La Jolla planners approve new noticing policy


Intended to give La Jollans living near proposed construction a little more heads-up when it comes to what might be emerging in their neighborhoods, the La Jolla Community Planning Association (LJCPA) approved a new policy at its Jan. 4 meeting, held at the Rec Center.

The resolution changes the notification requirements, schedule for presentations to sub-committees, and documentation applicants must have when seeking to build or renovate a house.

“It’s not fair to people when they don’t know what is happening in their neighborhood,” said LJCPA president Bob Steck. “The idea here, because it’s been an issue in the past, is to make sure that everyone is properly notified (about proposals) so there are no surprises.”

In previous years, residents may not have known about building plans until the projects came before the LJCPA or one of its sub-committees (such as La Jolla Development Permit Review or La Jolla Shores Permit Review) or been approved. The City sends notices in the mail when a project is planned, but a common problem, reported at community meetings, is that the residents throw them away or misplace them. The notice also does not say exactly when a project will be heard at the community planning level.

Authored by trustee Phil Merten and vice-president Helen Boyden, the LJCPA resolution calls for three changes:

1) “No hearings shall be scheduled until at least 15 days after the date of the Notice of Application/Future Decision, and at least 15 days after the Notice has been posted on the property.

2) The initial Project Assessment Letter (PAL) and Cycle Issues Comments (CIC) for the project shall have been received by the LJCPA/committee chair and distributed to committee members at least 72 hours prior to the projected meeting date. (The CIC document is a checklist that circulates through different City departments and provides a place for questions or comments. The PAL sets the framework for how the project will be processed, and notes when community review is required.)

3) Information-only presentations are most effective when scheduled for projects that have not yet applied for a discretionary permit. Once an applicant has applied for a discretionary permit and the required notices verified and cycles received, an action presentation is preferred. If changes are suggested during the hearing, either the committee or the applicant can request a continuance, or changes can be made and authenticated at the meeting.”

Breaking each of these into their own motions, the board approved the changes 12-3-1, 12-3-1 and 13-2-1 respectively.

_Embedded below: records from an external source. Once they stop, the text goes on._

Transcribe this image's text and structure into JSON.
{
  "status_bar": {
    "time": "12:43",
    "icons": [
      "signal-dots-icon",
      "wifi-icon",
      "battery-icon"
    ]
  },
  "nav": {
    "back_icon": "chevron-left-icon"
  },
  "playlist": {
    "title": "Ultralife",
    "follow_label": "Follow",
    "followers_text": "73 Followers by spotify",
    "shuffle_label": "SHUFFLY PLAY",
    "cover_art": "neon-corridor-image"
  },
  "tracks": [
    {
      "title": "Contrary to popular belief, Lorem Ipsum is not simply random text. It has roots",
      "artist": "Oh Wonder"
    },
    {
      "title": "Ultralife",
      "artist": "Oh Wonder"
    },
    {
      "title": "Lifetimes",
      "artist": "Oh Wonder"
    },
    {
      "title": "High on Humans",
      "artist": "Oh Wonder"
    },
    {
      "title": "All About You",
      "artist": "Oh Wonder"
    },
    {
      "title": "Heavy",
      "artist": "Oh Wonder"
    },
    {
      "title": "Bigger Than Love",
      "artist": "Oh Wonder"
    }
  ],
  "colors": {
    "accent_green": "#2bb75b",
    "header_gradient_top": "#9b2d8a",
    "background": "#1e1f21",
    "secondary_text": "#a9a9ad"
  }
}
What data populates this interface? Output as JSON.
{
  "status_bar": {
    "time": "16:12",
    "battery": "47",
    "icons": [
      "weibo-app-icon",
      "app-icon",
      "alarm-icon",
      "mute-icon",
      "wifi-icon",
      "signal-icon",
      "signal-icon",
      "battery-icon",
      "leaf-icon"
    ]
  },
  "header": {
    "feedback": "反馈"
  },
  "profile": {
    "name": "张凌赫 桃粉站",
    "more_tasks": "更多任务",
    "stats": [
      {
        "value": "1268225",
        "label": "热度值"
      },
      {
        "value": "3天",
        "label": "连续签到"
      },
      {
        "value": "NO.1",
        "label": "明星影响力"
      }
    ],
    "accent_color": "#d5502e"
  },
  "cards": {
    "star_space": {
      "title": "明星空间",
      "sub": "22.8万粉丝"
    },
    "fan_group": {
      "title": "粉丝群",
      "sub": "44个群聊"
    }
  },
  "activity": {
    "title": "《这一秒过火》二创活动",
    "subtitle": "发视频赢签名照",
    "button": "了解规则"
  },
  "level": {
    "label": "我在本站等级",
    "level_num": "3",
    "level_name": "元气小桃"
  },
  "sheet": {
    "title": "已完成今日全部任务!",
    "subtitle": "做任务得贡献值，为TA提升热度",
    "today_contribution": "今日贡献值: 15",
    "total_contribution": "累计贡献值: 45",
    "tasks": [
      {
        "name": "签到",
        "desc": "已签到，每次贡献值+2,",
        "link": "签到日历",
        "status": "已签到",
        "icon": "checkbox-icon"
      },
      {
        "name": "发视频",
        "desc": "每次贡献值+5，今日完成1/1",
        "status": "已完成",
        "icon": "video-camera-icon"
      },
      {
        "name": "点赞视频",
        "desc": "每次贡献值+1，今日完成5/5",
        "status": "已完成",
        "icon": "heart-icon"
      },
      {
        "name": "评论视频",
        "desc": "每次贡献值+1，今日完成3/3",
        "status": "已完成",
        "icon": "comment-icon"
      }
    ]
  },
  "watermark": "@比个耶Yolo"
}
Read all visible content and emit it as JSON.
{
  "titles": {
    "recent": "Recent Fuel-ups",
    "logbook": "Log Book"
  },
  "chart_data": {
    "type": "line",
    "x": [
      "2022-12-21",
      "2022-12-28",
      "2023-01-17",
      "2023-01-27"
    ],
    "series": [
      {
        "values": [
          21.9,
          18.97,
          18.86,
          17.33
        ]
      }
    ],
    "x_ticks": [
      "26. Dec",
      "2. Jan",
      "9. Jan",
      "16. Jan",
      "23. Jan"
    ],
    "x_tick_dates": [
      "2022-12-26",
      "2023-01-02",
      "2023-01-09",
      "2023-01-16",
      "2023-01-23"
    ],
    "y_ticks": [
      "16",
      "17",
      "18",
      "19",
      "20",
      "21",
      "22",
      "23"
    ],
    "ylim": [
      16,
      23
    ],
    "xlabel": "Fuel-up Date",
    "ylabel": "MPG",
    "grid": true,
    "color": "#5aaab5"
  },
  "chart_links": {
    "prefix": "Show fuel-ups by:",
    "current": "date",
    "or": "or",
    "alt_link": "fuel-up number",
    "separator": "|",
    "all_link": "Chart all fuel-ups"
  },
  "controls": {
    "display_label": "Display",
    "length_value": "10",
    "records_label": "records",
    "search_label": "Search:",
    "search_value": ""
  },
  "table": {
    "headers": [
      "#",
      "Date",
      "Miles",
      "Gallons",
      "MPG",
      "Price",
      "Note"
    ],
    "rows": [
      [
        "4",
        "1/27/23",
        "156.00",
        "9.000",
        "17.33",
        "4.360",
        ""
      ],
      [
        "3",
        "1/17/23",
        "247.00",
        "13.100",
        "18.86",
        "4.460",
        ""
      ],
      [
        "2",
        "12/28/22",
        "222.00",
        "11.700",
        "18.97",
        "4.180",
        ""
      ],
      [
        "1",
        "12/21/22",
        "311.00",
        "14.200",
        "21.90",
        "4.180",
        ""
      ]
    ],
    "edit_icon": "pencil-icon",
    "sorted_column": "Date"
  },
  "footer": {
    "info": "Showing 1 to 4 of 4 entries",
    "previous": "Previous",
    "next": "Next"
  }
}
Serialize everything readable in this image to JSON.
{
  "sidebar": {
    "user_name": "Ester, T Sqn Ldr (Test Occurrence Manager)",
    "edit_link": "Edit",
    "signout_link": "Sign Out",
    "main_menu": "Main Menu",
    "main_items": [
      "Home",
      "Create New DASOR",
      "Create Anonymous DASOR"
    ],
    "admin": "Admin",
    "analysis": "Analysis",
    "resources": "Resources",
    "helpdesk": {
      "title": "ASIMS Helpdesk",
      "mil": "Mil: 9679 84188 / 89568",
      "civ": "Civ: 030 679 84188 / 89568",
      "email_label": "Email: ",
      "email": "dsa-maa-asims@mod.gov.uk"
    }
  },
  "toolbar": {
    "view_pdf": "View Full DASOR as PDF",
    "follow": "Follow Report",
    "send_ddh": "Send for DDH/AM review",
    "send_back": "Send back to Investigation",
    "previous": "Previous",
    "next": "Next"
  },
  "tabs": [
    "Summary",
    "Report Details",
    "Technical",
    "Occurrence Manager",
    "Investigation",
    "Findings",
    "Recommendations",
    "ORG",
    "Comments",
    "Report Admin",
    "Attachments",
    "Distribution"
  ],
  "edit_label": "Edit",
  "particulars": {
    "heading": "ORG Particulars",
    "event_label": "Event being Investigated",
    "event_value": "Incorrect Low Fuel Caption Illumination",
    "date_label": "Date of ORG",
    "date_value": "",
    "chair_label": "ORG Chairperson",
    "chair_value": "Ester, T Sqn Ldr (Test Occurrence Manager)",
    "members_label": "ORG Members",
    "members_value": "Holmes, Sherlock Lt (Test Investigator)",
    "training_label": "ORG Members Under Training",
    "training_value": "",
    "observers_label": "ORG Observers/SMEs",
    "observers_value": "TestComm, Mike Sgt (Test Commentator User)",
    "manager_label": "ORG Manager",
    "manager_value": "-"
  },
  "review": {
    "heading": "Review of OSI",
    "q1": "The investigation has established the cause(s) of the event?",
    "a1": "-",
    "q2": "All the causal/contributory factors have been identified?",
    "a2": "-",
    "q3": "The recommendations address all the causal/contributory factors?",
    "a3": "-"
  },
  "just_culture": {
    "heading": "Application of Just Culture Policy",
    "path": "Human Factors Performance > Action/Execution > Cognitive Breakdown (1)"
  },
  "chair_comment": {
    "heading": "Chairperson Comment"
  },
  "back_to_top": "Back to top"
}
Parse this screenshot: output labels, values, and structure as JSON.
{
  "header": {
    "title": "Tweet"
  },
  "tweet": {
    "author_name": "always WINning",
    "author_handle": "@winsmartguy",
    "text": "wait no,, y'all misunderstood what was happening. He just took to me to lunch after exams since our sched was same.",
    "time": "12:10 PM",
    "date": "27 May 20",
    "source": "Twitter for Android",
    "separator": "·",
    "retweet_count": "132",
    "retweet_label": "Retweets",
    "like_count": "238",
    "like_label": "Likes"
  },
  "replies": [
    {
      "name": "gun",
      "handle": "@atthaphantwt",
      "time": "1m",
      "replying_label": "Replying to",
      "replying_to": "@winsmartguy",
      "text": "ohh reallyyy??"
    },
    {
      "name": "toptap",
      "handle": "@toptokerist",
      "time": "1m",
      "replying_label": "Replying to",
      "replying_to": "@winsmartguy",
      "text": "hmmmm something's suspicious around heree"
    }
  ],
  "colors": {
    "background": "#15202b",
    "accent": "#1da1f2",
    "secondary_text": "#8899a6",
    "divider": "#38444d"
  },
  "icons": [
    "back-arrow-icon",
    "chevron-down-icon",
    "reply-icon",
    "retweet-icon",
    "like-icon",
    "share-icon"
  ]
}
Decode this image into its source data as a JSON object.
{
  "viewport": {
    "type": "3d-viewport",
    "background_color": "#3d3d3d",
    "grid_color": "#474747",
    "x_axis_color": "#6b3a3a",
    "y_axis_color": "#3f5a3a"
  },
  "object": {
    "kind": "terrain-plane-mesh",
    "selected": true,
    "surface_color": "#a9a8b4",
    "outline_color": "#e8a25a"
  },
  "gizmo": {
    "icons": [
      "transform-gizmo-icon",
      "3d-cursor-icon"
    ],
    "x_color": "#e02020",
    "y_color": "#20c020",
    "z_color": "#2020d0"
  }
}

Voicing his concerns about the board action taken, La Jolla Shores Permit Review Committee chair and LJCPA trustee Dave Gordon said: “This whole policy is unnecessary, it is going to cause extra work for the subcommittees because we have to run around and check to see that these notices were posted in this timeline. The 15-day waiting period puts an undue burden on the applicant and on the committee … and the City Attorney’s office has said it’s not required.”

Also opposing was architect Michael Morton, who argued the current system provides sufficient notice. “The new notices are bright yellow, the old ones were green. They are intended to be noticeable on any project site. To ask for a 15-day delay is contrary to current City policy. The Mayor is looking for ways to create more housing and reduce red tape. This creates more red tape.”

Morton suggested concerned citizens use the City’s Open DSD portal to get information about a project, but it was noted that plans and/or renderings of what is proposed are not posted at

On the site, citizens can search for a development by project number, but the number is on the notice that gets sent in the mail and to sub-committees.

La Jollan Gail Forbes called the discussion “premature,” and pointed out there are subcommittees that could be impacted and have not had a chance to weigh in on the proposed changes. “It’s demeaning to those groups to bring this forward and make new demands of them without their input. It’s premature to bring it to this level without doing your homework,” she said.

Nevertheless, the board voted to support the resolution.

In other LJCPA news:

March election: Seven board seats are up for grabs (the number could increase before the election, as at least one trustee is debating whether to re-run). To be eligible, candidates must be a LJCPA member and have attended three LJCPA meetings in the 12 months prior to the election. The last opportunity to announce one’s candidacy (and get on the ballot) is the Feb. 1 meeting. Write-in candidates are also allowed. The election will be held 3-7 p.m. Thursday, March 1 at the Rec Center, 615 Prospect St.

Battle of the bollards: In response to last month’s LJCPA decision to remove bollards (aka stanchions) at the base of Playa Del Norte in WindanSea, a City hearing has been scheduled. Residents requested the stanchions to outline a no-parking area at the base of the street where congregating and illegal activities were taking place. After the bollards were installed, LJCPA voted to ask the City to remove them and instead create two 15-minute parking places, with no parking at night.

Trustee Glen Rasmussen, who led the effort to have the stanchions removed because they’re in spot where surfers can view the waves, said he requested to be part of the hearing, date to be announced, and would provide additional details at a future meeting.

— La Jolla Community Planning Association next meets 6 p.m. Thursday, Feb. 1 at the Rec Center, 615 Prospect St.